When you reach for a compressor – whether it be hardware or a plugin – it is likely to be inspired by one of two giants in the field – the 1176 or the LA-2A. Both units have a different sound and work in a different way, but both have become indispensable weapons in the sound engineer’s arsenal.
A bit like a Les Paul or a Strat, these devices aren’t just a random assortment of numbers etched onto a steel faceplate. They are archetypal and synonymous with the process of squashing signals. As such, they have a fascinating history.
If you’re talking compression, the numbers 1176 and LA-2A come up more than most. They sit atop the family tree of compressors, spawning countless tributes throughout the decades.
The Backstory of Bill
As you might expect, the eventual success of these seminal devices was in large part due to the imagination and drive of an individual. Bill Putnam brought the two compressors into the Universal Audio fold (then called United Recording Electronics Industries, or UREI) in the 1960s. But each of these colours of compressor had differing origin stories.
Before launching into the birth of the 1176 though, it would be remiss of us to ignore the story of Putnam himself. In terms of influence in recording technology, he’s almost without peer. The functional aspects of the modern recording studio, like mixing consoles, per channel EQ modules and more were the brainchild of Putnam.
His Illinois based studio and recording company, Universal Recording Corporation, was the hub of the audio innovation in the late 1940s. For instance, his studio pioneered techniques like overdubs of a single voice, vocal isolation booths and it also released the first popular song with artificial reverb.
The tradition of invention continued as Putnam shifted operations to California, with the precursor to the 1176 – the 176 – emerging in the early ’60s. As solid state technology matured, Putnam could envision a future that relied on high quality, reliable and easier to produce audio processors and thus, the 1176 was born in 1967.
Based on FET circuitry, the compressor was able to exhibit tube like characteristics while requiring less maintenance. It set a knew benchmark in compression specs and functionality. Its attack time, for example, can be as short 20 microseconds – if your signal needed to run into a brick wall, this was the tool for job. The release time spans from 50 to 1,100 milliseconds.
Careful massaging of the input – which can be thought of as the threshold control – and output can offer up a range of different colours. There’s up to 45dB of gain available, so some serious crunch can be dialled in if desired.
Speaking of which, the 1176’s most idiosyncratic feature was made famous by studio types who did away with the manual. The ‘all buttons in’ mode was popularised by British engineers in the ’70s. It involves activated all the ratio switches at the same time. Here’s how Universal Audio describes this unique setting:

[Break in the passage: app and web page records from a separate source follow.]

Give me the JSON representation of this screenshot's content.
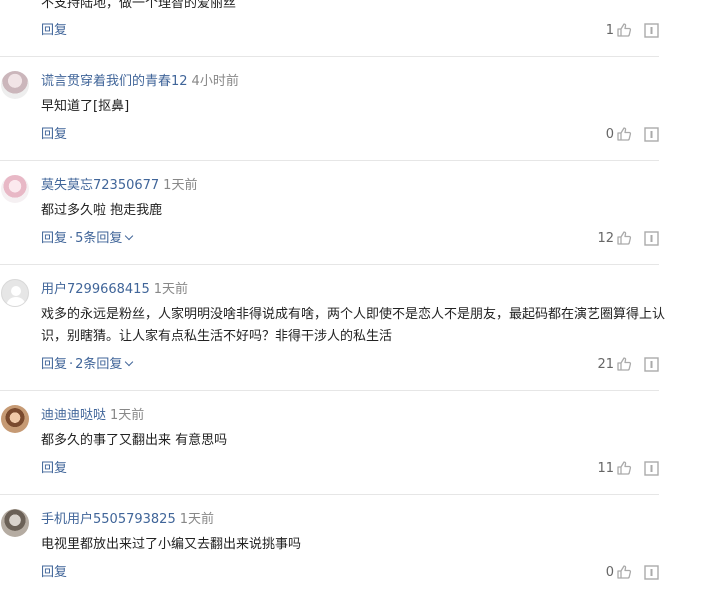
{
  "comments": [
    {
      "content": "不支持陆地，做一个理智的爱丽丝",
      "reply_label": "回复",
      "likes": "1"
    },
    {
      "username": "谎言贯穿着我们的青春12",
      "time": "4小时前",
      "content": "早知道了[抠鼻]",
      "reply_label": "回复",
      "likes": "0"
    },
    {
      "username": "莫失莫忘72350677",
      "time": "1天前",
      "content": "都过多久啦 抱走我鹿",
      "reply_label": "回复",
      "separator": "·",
      "more_replies": "5条回复",
      "likes": "12"
    },
    {
      "username": "用户7299668415",
      "time": "1天前",
      "content": "戏多的永远是粉丝，人家明明没啥非得说成有啥，两个人即使不是恋人不是朋友，最起码都在演艺圈算得上认识，别瞎猜。让人家有点私生活不好吗？非得干涉人的私生活",
      "reply_label": "回复",
      "separator": "·",
      "more_replies": "2条回复",
      "likes": "21"
    },
    {
      "username": "迪迪迪哒哒",
      "time": "1天前",
      "content": "都多久的事了又翻出来 有意思吗",
      "reply_label": "回复",
      "likes": "11"
    },
    {
      "username": "手机用户5505793825",
      "time": "1天前",
      "content": "电视里都放出来过了小编又去翻出来说挑事吗",
      "reply_label": "回复",
      "likes": "0"
    }
  ],
  "colors": {
    "link": "#406599",
    "time": "#888888",
    "text": "#222222",
    "icon": "#aaaaaa",
    "divider": "#e6e6e6"
  },
  "icons": {
    "like": "thumbs-up-icon",
    "report": "report-icon"
  }
}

“Distortion increases, along with a plateaued slope and a lag time in response to initial transients, creating an explosive sound on drum room mics, fuzzing-out bass or electric guitar sound, or squeezing a vocal to bring it front and centre of your mix.”
The LA-2A emerged in the same era, but in a slightly different way. This unit was invented by James Lawrence, the founder of Teletronix, a company that was eventually acquired by UREI. And if the 1176 was the precocious punk, full of attitude, the LA-2A was its refined, more restrained sibling. And while the 1176 surged into the future with its embrace of solid state technology, the LA-2A kept it old school – based on tubes, but with a twist.
Lawrence’s approach to compression was born from a frustration of having to ride levels constantly to create a consistent level of volume in a signal. His background knowledge of optical sensors led him to design a compressor that reduced level according to the program material.
A light source would get brighter as more audio was fed into it. A second element, a photocell, decreases resistance as the light shines brighter, bringing the output gain of the circuit down. This ingenious piece of engineering yielded a natural form of compression that works harder as the signal increases.
The “Levelling Amplifier” moniker of the LA-2A is also instructive. It’s not exactly set and forget – in fact, there’s a whole spectrum of colours available to dial in with its interface consisting of two simple knobs: Gain and Peak Reduction. It is the type of unit that is designed to warm up a sound, without applying to much squash. If maximum control and more aggression is what you desire, you’re probably more likely to reach for the 1176.
It’s easy to see how these two models – which continue to still garner worldwide acclaim under the Universal Audio banner as both hardware units and plugins – have inspired so many emulations. And whether you know it or not, when you reach for your compressor, you’re likely tapping into a lineage that began with the 1176 and LA-2A